** EXERCISE INSTRUCTIONS **
Copy every line of the entries that has the string "FANKS" in it.

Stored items
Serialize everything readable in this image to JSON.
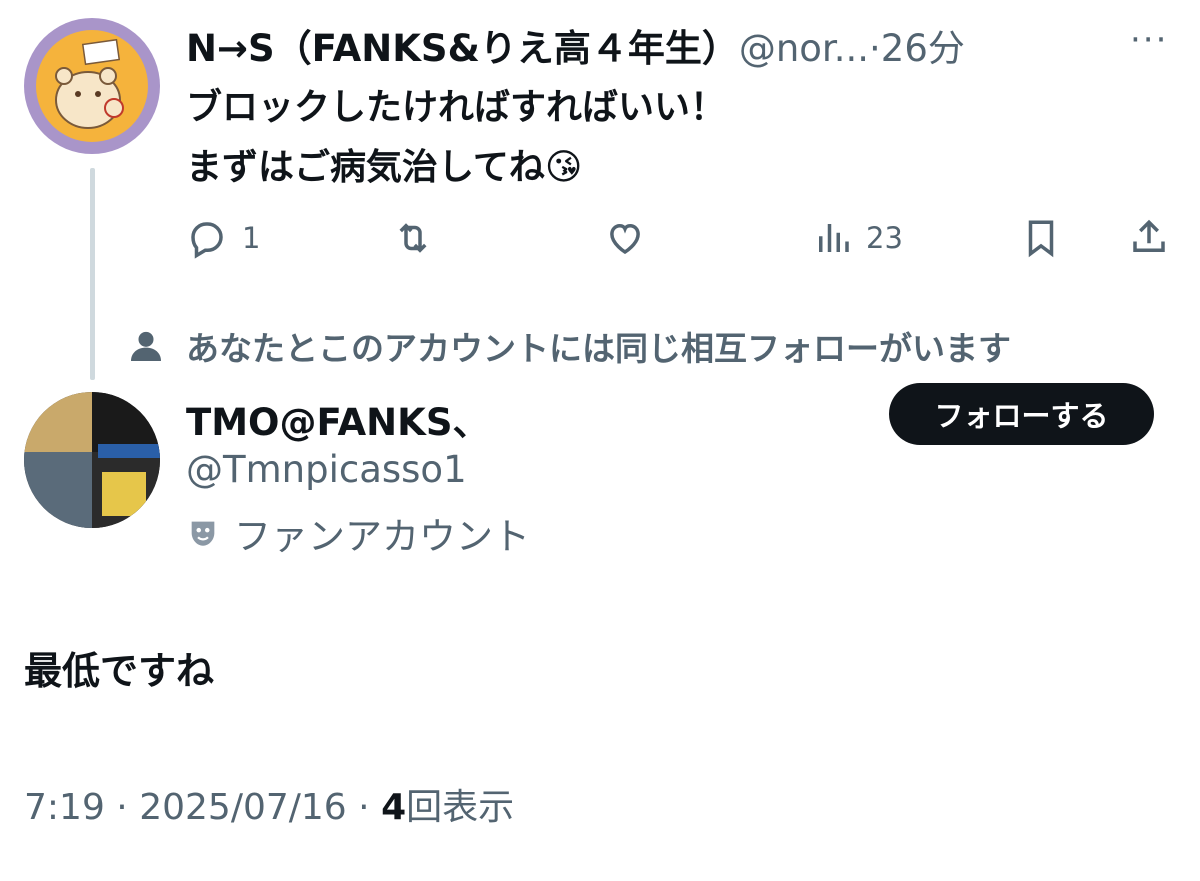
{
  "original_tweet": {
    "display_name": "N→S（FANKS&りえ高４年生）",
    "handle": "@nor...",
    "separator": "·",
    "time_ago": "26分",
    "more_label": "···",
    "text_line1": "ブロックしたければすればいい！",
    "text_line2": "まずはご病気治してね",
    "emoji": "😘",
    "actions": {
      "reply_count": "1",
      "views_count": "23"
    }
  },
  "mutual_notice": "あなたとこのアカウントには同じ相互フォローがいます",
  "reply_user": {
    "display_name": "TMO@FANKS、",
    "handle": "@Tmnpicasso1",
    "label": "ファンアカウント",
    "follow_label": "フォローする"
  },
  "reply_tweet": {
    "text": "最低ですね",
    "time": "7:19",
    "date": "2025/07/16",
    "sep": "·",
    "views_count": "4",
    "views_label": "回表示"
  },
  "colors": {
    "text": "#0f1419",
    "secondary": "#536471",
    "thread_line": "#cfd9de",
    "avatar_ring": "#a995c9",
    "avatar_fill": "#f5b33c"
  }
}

** TASK OUTPUT **
    "display_name": "N→S（FANKS&りえ高４年生）",
    "display_name": "TMO@FANKS、",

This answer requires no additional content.